The definition I appreciate most comes from Morita theory: you consider unital (just for simplicity, something slightly weaker will also work) rings and the bimodules between them. Using the tensor product this makes almost a category: the tensor product of bimodules (over the ring in the middle) is associative up to a natural isomorphism and the rings themselves, viewed as bimodules over themselves with the mutliplication being the left/right module structures constitute the units, again up to a natural isomorphism. So either you prefer a bicategory setting, then you are done with what I said, or you prefer an honest category, then you have to pass to isomorphism classes of bimodules as morphisms between the rings. Of course, there are the usual set-theoretic issues that you should work in some universe etc.

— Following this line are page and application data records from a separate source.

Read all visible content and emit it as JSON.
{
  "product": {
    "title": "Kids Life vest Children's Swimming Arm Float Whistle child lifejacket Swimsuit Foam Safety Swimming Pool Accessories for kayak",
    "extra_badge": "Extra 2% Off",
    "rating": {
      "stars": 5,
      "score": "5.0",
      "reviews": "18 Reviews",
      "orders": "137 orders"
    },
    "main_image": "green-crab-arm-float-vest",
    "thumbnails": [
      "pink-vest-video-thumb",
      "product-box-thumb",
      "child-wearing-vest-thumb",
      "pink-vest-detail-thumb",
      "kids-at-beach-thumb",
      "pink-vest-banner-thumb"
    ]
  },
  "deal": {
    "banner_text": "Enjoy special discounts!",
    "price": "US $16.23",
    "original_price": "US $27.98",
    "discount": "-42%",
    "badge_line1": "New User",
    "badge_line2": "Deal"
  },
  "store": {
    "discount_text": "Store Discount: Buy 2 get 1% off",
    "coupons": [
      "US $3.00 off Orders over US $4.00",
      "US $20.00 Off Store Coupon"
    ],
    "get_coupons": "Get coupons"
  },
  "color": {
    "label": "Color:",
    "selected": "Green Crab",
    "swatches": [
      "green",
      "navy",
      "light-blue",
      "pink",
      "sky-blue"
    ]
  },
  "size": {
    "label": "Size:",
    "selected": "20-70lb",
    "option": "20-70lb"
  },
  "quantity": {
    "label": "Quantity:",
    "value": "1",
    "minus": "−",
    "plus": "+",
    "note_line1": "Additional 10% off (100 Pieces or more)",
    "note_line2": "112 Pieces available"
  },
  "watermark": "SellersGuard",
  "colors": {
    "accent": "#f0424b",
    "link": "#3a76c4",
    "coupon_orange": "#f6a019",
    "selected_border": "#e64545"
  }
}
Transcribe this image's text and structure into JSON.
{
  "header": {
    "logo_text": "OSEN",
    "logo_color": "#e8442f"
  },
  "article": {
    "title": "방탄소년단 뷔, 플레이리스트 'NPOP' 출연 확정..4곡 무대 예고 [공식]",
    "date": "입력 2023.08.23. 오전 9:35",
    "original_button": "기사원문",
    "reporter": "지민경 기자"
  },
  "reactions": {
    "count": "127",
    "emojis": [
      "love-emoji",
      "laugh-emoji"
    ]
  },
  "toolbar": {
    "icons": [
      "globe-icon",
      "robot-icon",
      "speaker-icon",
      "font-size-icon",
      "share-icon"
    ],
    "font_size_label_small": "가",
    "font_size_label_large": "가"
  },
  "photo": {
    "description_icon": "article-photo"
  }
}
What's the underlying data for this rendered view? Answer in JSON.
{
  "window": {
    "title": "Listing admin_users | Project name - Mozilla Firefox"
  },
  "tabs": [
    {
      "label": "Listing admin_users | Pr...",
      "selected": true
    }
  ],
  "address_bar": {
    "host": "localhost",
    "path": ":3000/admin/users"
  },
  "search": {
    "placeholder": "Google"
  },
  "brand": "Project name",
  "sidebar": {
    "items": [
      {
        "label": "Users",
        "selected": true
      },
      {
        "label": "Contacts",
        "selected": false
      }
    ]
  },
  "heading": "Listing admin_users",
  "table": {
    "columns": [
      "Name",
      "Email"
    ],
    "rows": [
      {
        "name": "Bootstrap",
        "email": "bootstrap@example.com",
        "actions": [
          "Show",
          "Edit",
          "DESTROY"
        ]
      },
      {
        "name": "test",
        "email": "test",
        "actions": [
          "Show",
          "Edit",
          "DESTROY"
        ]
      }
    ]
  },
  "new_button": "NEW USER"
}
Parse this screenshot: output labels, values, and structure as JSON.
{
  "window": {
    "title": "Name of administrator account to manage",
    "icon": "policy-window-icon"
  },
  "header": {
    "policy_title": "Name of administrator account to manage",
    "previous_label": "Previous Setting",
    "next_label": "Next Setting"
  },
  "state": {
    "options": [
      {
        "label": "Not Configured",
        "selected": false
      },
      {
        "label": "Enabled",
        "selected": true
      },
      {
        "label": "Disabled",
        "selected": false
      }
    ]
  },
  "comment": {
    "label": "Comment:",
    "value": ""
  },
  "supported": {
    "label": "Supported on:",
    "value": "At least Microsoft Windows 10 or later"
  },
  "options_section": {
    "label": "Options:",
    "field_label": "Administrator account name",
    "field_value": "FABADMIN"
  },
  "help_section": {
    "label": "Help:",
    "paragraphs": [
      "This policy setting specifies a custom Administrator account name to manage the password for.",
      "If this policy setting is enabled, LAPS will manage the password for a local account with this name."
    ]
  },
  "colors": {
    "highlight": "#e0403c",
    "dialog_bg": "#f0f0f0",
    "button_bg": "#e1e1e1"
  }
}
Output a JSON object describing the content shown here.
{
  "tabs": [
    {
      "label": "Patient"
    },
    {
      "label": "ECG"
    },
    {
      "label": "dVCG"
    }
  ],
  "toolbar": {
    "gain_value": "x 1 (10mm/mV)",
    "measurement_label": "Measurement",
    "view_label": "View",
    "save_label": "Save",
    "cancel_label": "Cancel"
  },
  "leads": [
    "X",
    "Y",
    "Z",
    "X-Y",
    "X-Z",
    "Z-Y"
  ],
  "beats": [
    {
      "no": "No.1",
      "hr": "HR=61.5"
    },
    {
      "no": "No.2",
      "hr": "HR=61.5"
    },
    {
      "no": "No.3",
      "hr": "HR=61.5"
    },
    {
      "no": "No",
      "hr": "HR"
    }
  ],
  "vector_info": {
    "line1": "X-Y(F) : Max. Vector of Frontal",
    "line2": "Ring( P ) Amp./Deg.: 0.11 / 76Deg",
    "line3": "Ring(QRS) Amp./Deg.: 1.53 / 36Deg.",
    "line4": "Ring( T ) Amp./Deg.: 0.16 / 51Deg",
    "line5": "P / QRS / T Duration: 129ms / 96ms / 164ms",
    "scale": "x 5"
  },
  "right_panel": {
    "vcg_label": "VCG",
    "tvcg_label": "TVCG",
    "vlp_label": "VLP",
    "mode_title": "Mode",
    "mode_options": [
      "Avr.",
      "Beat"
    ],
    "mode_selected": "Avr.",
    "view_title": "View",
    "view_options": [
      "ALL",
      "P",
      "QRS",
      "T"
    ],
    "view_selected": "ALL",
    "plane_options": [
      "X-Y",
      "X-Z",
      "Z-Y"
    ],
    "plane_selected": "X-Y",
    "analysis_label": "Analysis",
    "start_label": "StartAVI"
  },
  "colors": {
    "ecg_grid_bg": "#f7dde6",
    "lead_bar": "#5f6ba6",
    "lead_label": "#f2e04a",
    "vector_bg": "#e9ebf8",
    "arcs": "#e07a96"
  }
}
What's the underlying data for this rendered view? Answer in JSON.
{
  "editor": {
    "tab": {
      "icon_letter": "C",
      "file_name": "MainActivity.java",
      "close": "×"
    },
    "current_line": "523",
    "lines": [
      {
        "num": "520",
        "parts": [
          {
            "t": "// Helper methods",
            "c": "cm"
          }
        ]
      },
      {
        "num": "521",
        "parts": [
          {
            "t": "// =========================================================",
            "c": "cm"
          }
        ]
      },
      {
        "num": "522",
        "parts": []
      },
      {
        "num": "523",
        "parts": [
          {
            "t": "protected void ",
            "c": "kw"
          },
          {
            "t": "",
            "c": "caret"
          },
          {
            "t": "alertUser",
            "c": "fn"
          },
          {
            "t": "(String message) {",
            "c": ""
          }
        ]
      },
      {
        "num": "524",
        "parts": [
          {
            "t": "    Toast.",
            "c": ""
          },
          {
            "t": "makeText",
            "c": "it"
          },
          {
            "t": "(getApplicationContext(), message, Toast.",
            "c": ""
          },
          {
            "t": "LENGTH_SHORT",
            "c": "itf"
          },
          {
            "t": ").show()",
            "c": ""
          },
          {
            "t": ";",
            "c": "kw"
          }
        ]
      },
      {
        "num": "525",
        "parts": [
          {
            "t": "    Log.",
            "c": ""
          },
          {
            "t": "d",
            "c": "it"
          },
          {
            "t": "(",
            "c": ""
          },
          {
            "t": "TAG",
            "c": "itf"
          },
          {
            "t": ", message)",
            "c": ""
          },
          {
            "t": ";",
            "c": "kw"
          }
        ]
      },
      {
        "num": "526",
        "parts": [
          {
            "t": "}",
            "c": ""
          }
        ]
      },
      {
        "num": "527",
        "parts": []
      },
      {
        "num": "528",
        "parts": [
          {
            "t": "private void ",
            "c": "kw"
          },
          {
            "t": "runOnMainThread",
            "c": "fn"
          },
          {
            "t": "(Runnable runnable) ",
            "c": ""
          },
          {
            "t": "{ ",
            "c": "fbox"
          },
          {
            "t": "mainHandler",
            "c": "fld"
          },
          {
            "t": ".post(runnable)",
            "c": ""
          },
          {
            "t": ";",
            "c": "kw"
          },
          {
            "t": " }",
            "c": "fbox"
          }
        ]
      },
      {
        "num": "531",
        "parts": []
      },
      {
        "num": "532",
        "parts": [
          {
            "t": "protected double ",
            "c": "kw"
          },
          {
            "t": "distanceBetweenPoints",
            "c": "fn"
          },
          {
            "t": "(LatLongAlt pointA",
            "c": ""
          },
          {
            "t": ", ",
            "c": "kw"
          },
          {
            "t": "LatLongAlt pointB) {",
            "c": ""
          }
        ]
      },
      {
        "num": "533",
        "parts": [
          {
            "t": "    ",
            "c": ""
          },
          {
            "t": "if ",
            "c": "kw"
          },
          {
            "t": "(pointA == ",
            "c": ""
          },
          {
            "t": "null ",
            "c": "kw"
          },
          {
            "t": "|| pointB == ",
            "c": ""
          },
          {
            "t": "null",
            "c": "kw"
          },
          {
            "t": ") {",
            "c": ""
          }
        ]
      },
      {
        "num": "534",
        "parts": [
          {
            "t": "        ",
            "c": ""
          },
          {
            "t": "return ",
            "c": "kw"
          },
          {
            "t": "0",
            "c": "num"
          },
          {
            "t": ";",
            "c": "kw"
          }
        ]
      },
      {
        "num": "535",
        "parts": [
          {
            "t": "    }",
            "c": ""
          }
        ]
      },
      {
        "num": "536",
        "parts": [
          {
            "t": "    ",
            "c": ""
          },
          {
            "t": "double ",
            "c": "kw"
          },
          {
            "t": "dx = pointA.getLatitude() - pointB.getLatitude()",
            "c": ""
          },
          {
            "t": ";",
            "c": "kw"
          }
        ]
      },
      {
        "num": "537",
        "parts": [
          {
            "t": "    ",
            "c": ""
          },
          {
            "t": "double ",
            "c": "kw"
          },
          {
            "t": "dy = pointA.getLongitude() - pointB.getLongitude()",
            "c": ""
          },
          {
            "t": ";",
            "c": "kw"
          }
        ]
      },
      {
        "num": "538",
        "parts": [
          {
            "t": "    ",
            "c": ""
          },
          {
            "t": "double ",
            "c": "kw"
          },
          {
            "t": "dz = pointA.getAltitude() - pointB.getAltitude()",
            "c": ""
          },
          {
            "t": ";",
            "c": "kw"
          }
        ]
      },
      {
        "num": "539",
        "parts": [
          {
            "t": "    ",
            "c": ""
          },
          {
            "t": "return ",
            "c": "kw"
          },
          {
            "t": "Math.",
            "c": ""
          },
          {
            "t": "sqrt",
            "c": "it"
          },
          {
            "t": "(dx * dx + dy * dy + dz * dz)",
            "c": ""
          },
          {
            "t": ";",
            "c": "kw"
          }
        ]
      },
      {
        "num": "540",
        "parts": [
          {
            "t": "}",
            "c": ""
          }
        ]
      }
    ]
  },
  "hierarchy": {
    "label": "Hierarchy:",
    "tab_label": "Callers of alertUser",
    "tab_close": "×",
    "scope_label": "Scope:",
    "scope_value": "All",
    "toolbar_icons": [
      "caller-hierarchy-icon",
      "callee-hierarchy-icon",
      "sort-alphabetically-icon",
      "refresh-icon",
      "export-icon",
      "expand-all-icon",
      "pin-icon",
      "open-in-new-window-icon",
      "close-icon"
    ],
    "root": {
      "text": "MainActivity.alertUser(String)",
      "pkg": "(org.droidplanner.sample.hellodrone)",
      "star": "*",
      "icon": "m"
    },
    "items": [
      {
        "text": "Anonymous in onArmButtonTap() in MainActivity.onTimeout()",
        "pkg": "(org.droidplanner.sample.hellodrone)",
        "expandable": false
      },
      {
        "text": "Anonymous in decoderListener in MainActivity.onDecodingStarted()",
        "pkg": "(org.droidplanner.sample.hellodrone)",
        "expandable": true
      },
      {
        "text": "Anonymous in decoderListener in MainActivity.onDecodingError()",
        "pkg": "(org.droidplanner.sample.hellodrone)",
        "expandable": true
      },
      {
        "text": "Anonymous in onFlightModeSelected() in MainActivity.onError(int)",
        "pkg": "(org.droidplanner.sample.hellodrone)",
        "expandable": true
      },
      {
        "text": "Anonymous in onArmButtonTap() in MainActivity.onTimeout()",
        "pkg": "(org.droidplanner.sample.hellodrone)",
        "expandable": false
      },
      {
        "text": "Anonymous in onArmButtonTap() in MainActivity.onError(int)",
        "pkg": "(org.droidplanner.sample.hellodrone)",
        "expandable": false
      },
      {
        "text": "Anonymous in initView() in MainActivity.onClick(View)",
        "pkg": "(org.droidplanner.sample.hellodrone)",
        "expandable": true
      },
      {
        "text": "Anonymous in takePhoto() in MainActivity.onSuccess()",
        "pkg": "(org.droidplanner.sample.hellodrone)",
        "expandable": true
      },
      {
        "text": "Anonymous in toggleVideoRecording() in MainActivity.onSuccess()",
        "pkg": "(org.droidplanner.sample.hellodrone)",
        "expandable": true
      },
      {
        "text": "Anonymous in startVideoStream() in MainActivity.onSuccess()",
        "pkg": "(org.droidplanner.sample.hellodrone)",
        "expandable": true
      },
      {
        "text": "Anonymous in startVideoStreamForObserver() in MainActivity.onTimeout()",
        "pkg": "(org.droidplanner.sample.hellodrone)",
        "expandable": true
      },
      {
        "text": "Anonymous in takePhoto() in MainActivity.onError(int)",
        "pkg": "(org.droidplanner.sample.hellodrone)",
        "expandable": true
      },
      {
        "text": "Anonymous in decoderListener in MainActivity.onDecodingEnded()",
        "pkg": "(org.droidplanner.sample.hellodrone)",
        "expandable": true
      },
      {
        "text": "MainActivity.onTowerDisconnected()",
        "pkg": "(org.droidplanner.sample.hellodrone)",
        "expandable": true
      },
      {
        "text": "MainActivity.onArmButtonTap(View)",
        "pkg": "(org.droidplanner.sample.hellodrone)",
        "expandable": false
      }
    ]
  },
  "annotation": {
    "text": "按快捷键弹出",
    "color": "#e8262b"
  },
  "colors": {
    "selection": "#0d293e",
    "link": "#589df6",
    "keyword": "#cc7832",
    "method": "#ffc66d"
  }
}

But now the definition of the Picard groupoid is very simple: it is the groupoid of invertible arrows in this category. The Picard group of a single ring is then just the isotropy group at this ring of the big Picard group. In other words: the Picard group of $R$ is the group of invertible bimodules with respect to the tensor product as multiplication and the ring $R$ as unit.
It is then a famous theorem of Morita that characterizes the invertible bimodules $M$ between $R$ and $S$: there are various versions but a simple one is that they are finitely generated projective right modules over $R$ such that if you write $M = eR^n$ with an idempotent $e \in M_n(R)$ one has $ReR = R$, i.e. the two-sided ideal generated by the entries of the matrix $e$ is the whole ring $R$. Then the ring $S$ is given (via the left module structure) by the $R$-linear endomorphisms of $M$.
You can find this in many algebra textbooks like e.g. Lam's book on Modules and Rings, or Bass' book on Algebraic $K$-Theory. On my homepage you can also find some (very preliminary) lecture notes covering this stuff and other versions of Morita theory for rings with additional structures.